The English Bible

The story of how we got the English language Bible is, for the most part, the story of the Protestant Reformation which began in the late 14th Century AD with John Wycliffe. The Protestant Reformation was about one thing: getting the Word of God back into the hands of the masses in their own native language, so that the message of salvation in Christ, by scripture alone, would be proclaimed again.
first hand-written English language Bible manuscripts were produced in the 1380's AD by John Wycliffe, an Oxford professor, scholar, and theologian. With the help of his followers, called the Lollards, and his assistant Purvey, and many other faithful scribes, Wycliffe produced dozens of English language manuscript copies of the scriptures. They were translated out of the Latin Vulgate, which was the only source text available to Wycliffe.
In the 1450’s the invention of the movable-type printing press by
Johann Gutenberg meant that Bibles and books could finally be produced in large quantities in a short period of time. It wasn’t until 1525 that William Tyndale (1494-1536) translated the Bible from Hebrew into English. Today his translations constitute nine-tenths of the Authorized King James Version of 1611 and largely that of the English Revised Version of 1885. For his efforts Tyndale was tried for heresy and treason in a ridiculously unfair trial, and convicted. He was then strangled and burnt at the stake in the prison yard, Oct. 6, 1536.

What followed was a series of events that can be summarized as the:

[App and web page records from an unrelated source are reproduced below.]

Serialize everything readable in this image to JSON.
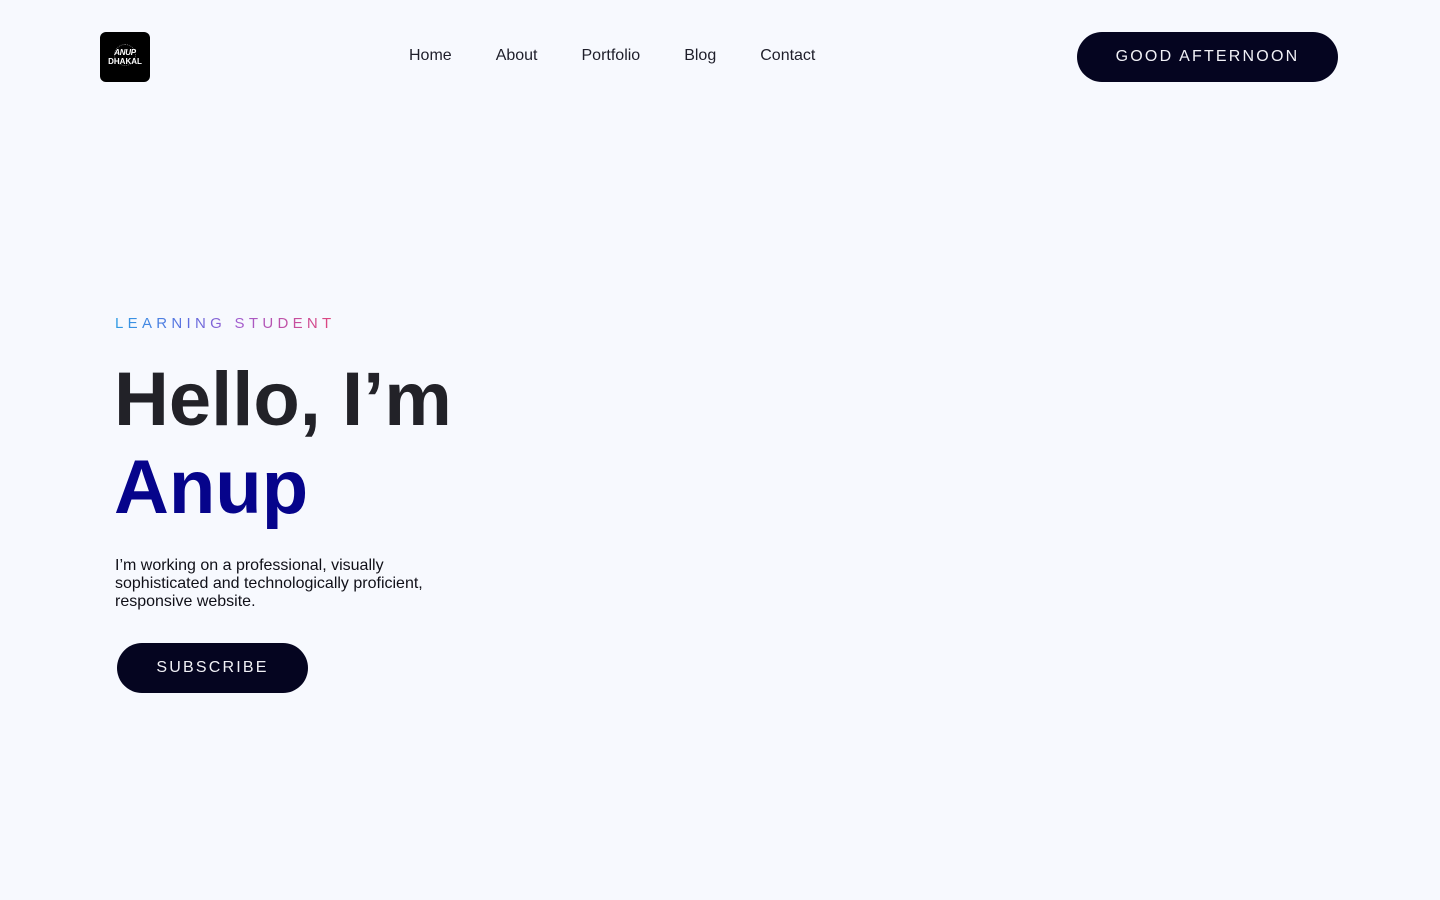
{
  "header": {
    "logo": {
      "line1": "ANUP",
      "line2": "DHAKAL"
    },
    "nav": [
      {
        "label": "Home"
      },
      {
        "label": "About"
      },
      {
        "label": "Portfolio"
      },
      {
        "label": "Blog"
      },
      {
        "label": "Contact"
      }
    ],
    "greeting_button": "GOOD AFTERNOON"
  },
  "hero": {
    "eyebrow": "LEARNING STUDENT",
    "headline": "Hello, I’m",
    "name": "Anup",
    "description": "I’m working on a professional, visually sophisticated and technologically proficient, responsive website.",
    "cta_label": "SUBSCRIBE"
  },
  "colors": {
    "background": "#f7f9fe",
    "button_bg": "#050520",
    "name_accent": "#06048b",
    "eyebrow_gradient_start": "#2f9ce4",
    "eyebrow_gradient_end": "#e0467c"
  }
}
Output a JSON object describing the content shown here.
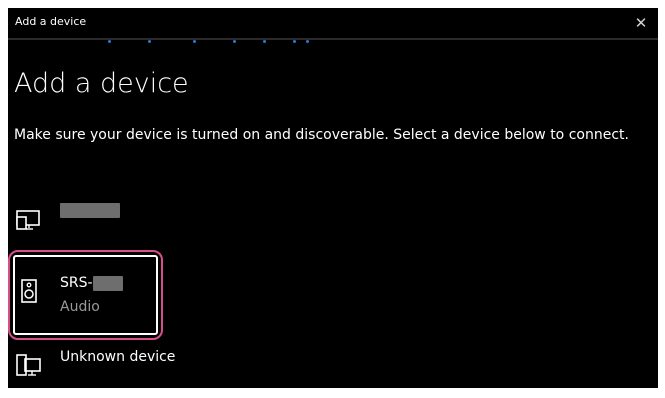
{
  "window": {
    "title": "Add a device",
    "close_glyph": "✕"
  },
  "heading": "Add a device",
  "description": "Make sure your device is turned on and discoverable. Select a device below to connect.",
  "devices": [
    {
      "name": "",
      "type": "",
      "icon": "display-icon",
      "redacted": true
    },
    {
      "name": "SRS-",
      "type": "Audio",
      "icon": "speaker-icon",
      "redacted": true,
      "selected": true
    },
    {
      "name": "Unknown device",
      "type": "",
      "icon": "computer-icon",
      "redacted": false
    }
  ],
  "colors": {
    "background": "#000000",
    "accent": "#2b78d4",
    "highlight": "#d64f8c"
  }
}
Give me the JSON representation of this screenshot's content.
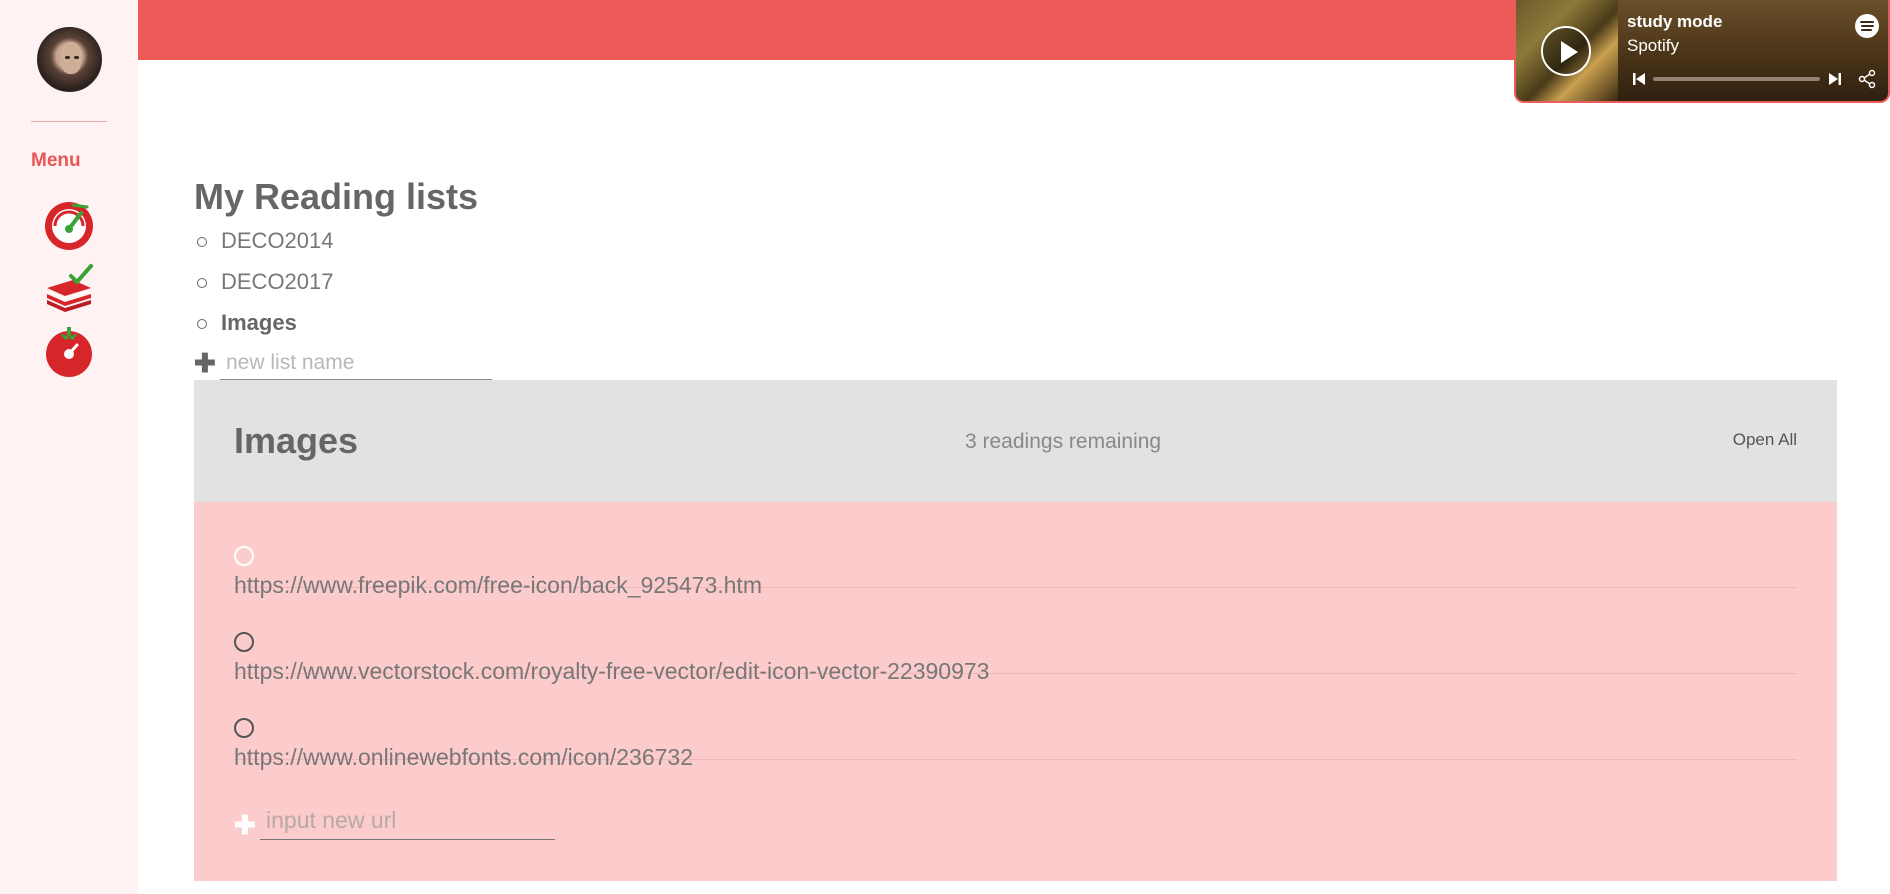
{
  "sidebar": {
    "menu_label": "Menu",
    "icons": [
      "speedometer-icon",
      "books-check-icon",
      "tomato-timer-icon"
    ]
  },
  "spotify": {
    "title": "study mode",
    "subtitle": "Spotify",
    "brand_color": "#ec5a59"
  },
  "reading_lists": {
    "title": "My Reading lists",
    "items": [
      "DECO2014",
      "DECO2017",
      "Images"
    ],
    "active": "Images",
    "new_list_placeholder": "new list name"
  },
  "panel": {
    "title": "Images",
    "remaining": "3 readings remaining",
    "open_all_label": "Open All",
    "urls": [
      "https://www.freepik.com/free-icon/back_925473.htm",
      "https://www.vectorstock.com/royalty-free-vector/edit-icon-vector-22390973",
      "https://www.onlinewebfonts.com/icon/236732"
    ],
    "new_url_placeholder": "input new url"
  },
  "colors": {
    "accent": "#ec5a59",
    "panel_head": "#e2e2e2",
    "panel_body": "#fccbcb",
    "sidebar": "#fff2f2"
  }
}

1535 AD: Myles Coverdale's Bible; The First Complete Bible printed in the English Language (80 Books: O.T. & N.T. & Apocrypha). This Bible was also known as “the Bug Bible” because Psalms 91:5 said, “Thou shalt not nede to be afrayed for eny bugges by nighte, nor for the arrow that flyeth by day”. “Bug” was originally identical with “bogie,” or “terror.” “Terror” is the term that appears in the Authorized Version.
(As a small child, I was told to behave or else the bogie man would get me.)
1560 AD: The Geneva Bible Printed; The First English Language Bible to add Numbered Verses to Each Chapter (80 Books).
1611 AD: The King James Bible Printed; Originally with All 80 Books. The Apocrypha was officially removed in 1885 Leaving Only 66 Books.
1704 AD: The Printers’ Bible had Psalms 119:161 read “printers have persecuted me without cause”. The word “princes” was mistakenly set as “printers”.
1716 AD: The Sin-On Bible printed in Ireland had John 5:14 read “Sin on more” instead of “Sin no more”. This mistake went undiscovered through 8,000 copies.
1833 AD: Noah Webster's Bible; After Producing his Famous Dictionary, Webster Printed his Own Revision of the King James Bible.
1885 AD: The "English Revised Version" Bible; The First Major English Revision of the KJV.
1901 AD: The "American Standard Version"; The First Major American Revision of the KJV.
1971 AD: The "New American Standard Bible" (NASB) is Published as a "Modern and Accurate Word for Word English Translation" of the Bible.
1973 AD: The "New International Version" (NIV) is Published as a "Modern and Accurate Phrase for Phrase English Translation" of the Bible.
1982 AD: The "New King James Version" (NKJV) is Published as a "Modern English Version Maintaining the Original Style of the King James."
2002 AD: The English Standard Version (ESV) is Published as a translation to bridge the gap between the accuracy of the NASB and the readability of the NIV.